- 1.ESFI white paper on occupational electrical accidents in the U.S. 2003–2009. [homepage on the internet]. http://www.esfi.org/index.cfm/page/ESFI-White-Paper-on-Occupational-Electrical-Accidents-in-the-U.S-2003--2009-Now-Available/cdid/11514/pid/10262.
- 2.Electrical safety authority safety report, 11th Edition. 2009. [homepage on the internet]. http://www.esasafe.com/pdf/Safety_Reports/2011/ESA-OESR-2011-All-FA-singles.pdf.
- 5.Hiehlbronner R, Pliskin N. Psychological issues in the neurorehabilitation of electrical injuries. NeuroRehabilitation. 1999;13(2):127–32.Google Scholar

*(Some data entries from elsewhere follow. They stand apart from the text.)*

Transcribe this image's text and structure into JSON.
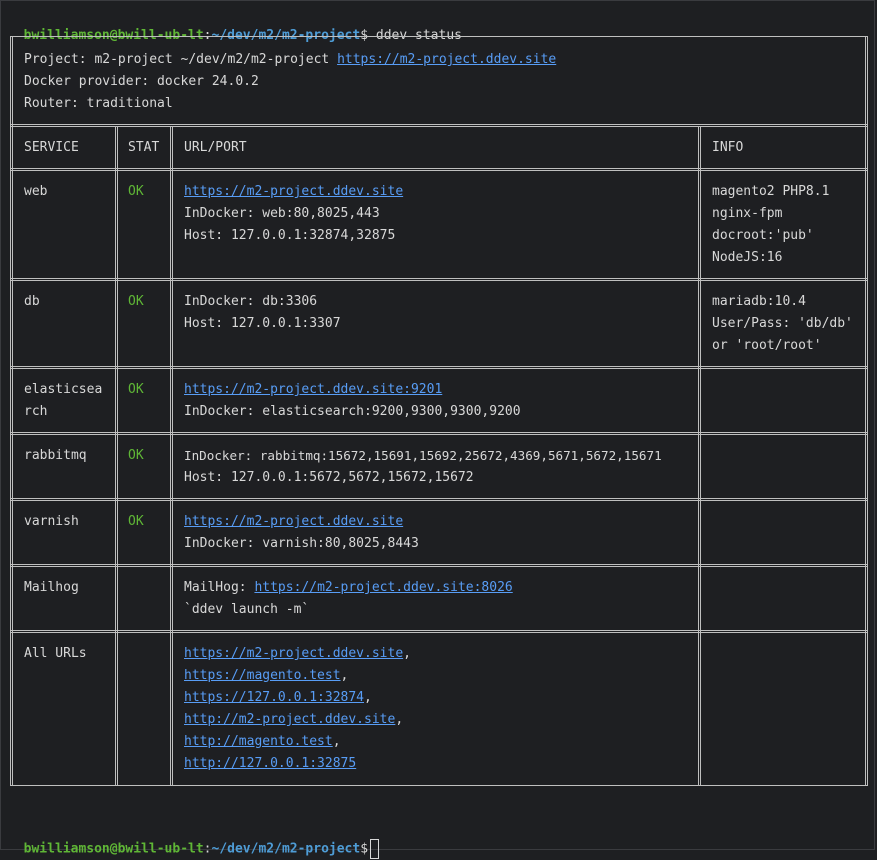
{
  "prompt": {
    "user_host": "bwilliamson@bwill-ub-lt",
    "sep": ":",
    "path": "~/dev/m2/m2-project",
    "dollar": "$",
    "command": " ddev status"
  },
  "status": {
    "project_label": "Project: m2-project ~/dev/m2/m2-project ",
    "project_url": "https://m2-project.ddev.site",
    "docker_provider": "Docker provider: docker 24.0.2",
    "router": "Router: traditional"
  },
  "headers": {
    "service": "SERVICE",
    "stat": "STAT",
    "url_port": "URL/PORT",
    "info": "INFO"
  },
  "rows": {
    "web": {
      "service": "web",
      "stat": "OK",
      "url": "https://m2-project.ddev.site",
      "indocker": "InDocker: web:80,8025,443",
      "host": "Host: 127.0.0.1:32874,32875",
      "info1": "magento2 PHP8.1",
      "info2": "nginx-fpm",
      "info3": "docroot:'pub'",
      "info4": "NodeJS:16"
    },
    "db": {
      "service": "db",
      "stat": "OK",
      "indocker": "InDocker: db:3306",
      "host": "Host: 127.0.0.1:3307",
      "info1": "mariadb:10.4",
      "info2": "User/Pass: 'db/db'",
      "info3": "or 'root/root'"
    },
    "elasticsearch": {
      "service1": "elasticsea",
      "service2": "rch",
      "stat": "OK",
      "url": "https://m2-project.ddev.site:9201",
      "indocker": "InDocker: elasticsearch:9200,9300,9300,9200"
    },
    "rabbitmq": {
      "service": "rabbitmq",
      "stat": "OK",
      "indocker": "InDocker: rabbitmq:15672,15691,15692,25672,4369,5671,5672,15671",
      "host": "Host: 127.0.0.1:5672,5672,15672,15672"
    },
    "varnish": {
      "service": "varnish",
      "stat": "OK",
      "url": "https://m2-project.ddev.site",
      "indocker": "InDocker: varnish:80,8025,8443"
    },
    "mailhog": {
      "service": "Mailhog",
      "label": "MailHog: ",
      "url": "https://m2-project.ddev.site:8026",
      "launch": "`ddev launch -m`"
    },
    "all_urls": {
      "service": "All URLs",
      "urls": [
        "https://m2-project.ddev.site",
        "https://magento.test",
        "https://127.0.0.1:32874",
        "http://m2-project.ddev.site",
        "http://magento.test",
        "http://127.0.0.1:32875"
      ],
      "comma": ","
    }
  },
  "colors": {
    "background": "#1e1f22",
    "user_green": "#5fb636",
    "path_blue": "#4e9cd6",
    "link_blue": "#589df6",
    "text": "#d8d8d8",
    "border": "#bfbfbf"
  }
}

- 6.Primeau M. Neurorehabilitation of behavioural disorders following lightning and electrical trauma. Neuro Rehabil. 2005;20:24–33.Google Scholar
- 7.Pliskin N, Ammar A, Fink J, Hill K, Malina A, Ramati A, Kelly K, Lee R. Neuropsychological changes following electrical injury. J Int Neuropsych Soc. 2006;12:17–23.Google Scholar
- 8.Pliskin N, Fink J, Malina A, Moran S, Kelley K, Capelli-Schellpfeffer M, Lee R. The neuropsychological effects of electrical injury: New insights. Ann N Y Acad Sci. 1999;888:140–9.Google Scholar
- 10.Capelli-Schellpfeffer M. Roadblocks to return to work after electrical trauma. Neuro Rehabil. 2005;20(1):49–52.Google Scholar
- 11.Yarnell P. Neurorehabilitation of cerebral disorders following lighting and electrical burns. Neuro Rehabil. 2005;20:15–8.Google Scholar
- 16.Calsafern K, Treherne, J, van der Leer G. BC’s mental health reform: best practices in psychosocial rehabilitation and recovery 2002. [homepage on the internet]. http://www.health.gov.bc.ca/mhd/best.html.
- 19.Stoddard S. Personal assistance services as a workplace accommodation. Work. 2006;27:362–9.Google Scholar
- 21.Canadian Charter of Rights and Freedom 1982. [homepage on the internet]. http://laws-lois.justice.gc.ca/eng/Const/page-15.html.
- 22.Employment Equity Act, last amended 2012. [homepage on the internet]. http://laws-lois.justice.gc.ca/eng/acts/E-5.401/.
- 23.Canadian Human Rights Act, last amended 2012. [homepage on the internet]. http://laws-lois.justice.gc.ca/eng/acts/h-6/.
- 24.Ontario Human Rights Code, last amended 2012. [homepage on the internet]. http://www.e-laws.gov.on.ca/html/statutes/english/elaws_statutes_90h19_e.htm.
- 25.Accessibility for Ontarians Disability Act 2005 [homepage on the internet]. http://www.e-laws.gov.on.ca/html/source/regs/english/2011/elaws_src_regs_r11191_e.htm.
- 34.Lippel J. Workers describe the effect of the workers’ compensation process on their health: a Quebec study. Int J Law Psychiatr. 2007;30(4):427–43.Google Scholar
- 47.Kirsh B, Stergiou-Kita M, Gewurtz R, Dawson D, Krupa T, Lysaght R, Shaw L. From margins to mainstream: what do we know about work integration for persons with brain injury, mental illness and intellectual disability. Work. 2008;32:391–405.Google Scholar
- 51.Young, Amanda E. Return to work stakeholders’ perspectives on work disability. In: Handbook of work disability. New York: Springer; 2013. pp. 409–423.Google Scholar